(Exercise description): Print the listing below a second time, exactly, and omit its images.

══════════════════════════════

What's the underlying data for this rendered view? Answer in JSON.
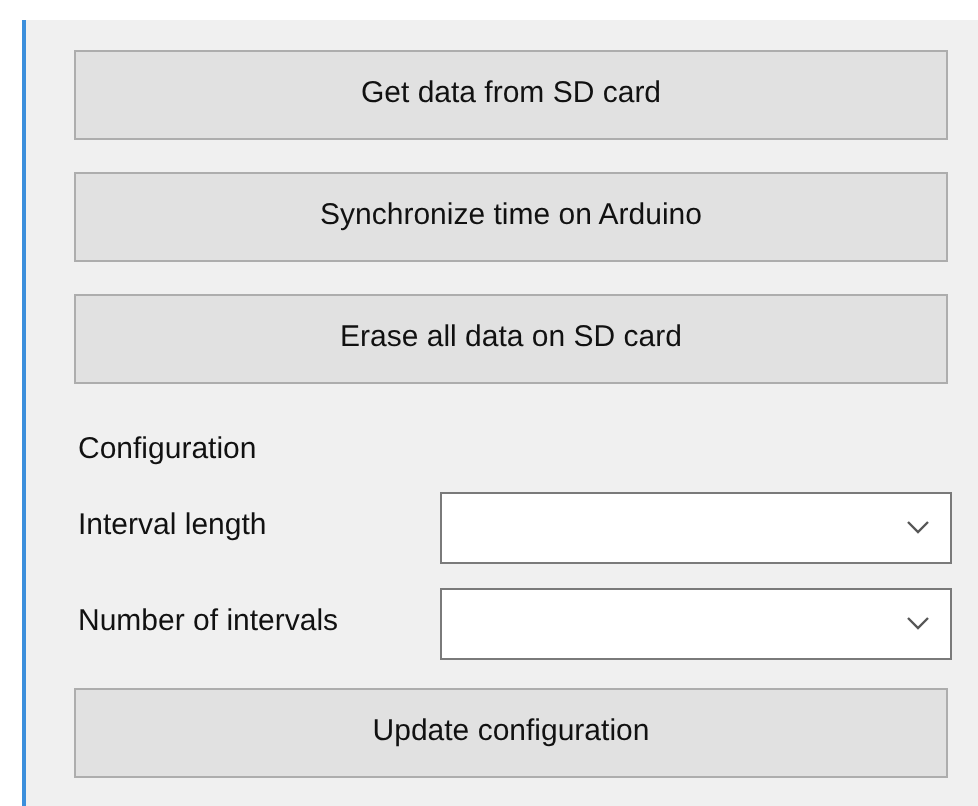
{
  "actions": [
    {
      "label": "Get data from SD card"
    },
    {
      "label": "Synchronize time on Arduino"
    },
    {
      "label": "Erase all data on SD card"
    }
  ],
  "configuration": {
    "title": "Configuration",
    "fields": [
      {
        "label": "Interval length"
      },
      {
        "label": "Number of intervals"
      }
    ],
    "button": "Update configuration"
  }
}
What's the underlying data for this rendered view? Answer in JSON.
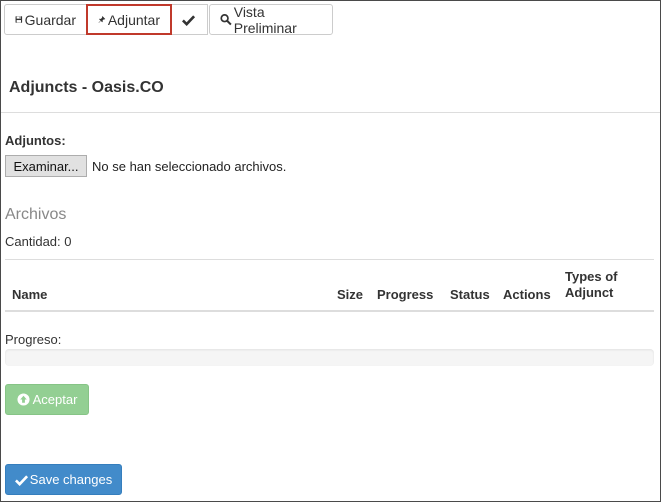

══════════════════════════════

(Answer for the task):
What's the underlying data for this rendered view? Answer in JSON.
{
  "actions": [
    {
      "label": "Get data from SD card"
    },
    {
      "label": "Synchronize time on Arduino"
    },
    {
      "label": "Erase all data on SD card"
    }
  ],
  "configuration": {
    "title": "Configuration",
    "fields": [
      {
        "label": "Interval length"
      },
      {
        "label": "Number of intervals"
      }
    ],
    "button": "Update configuration"
  }
}
What's the underlying data for this rendered view? Answer in JSON.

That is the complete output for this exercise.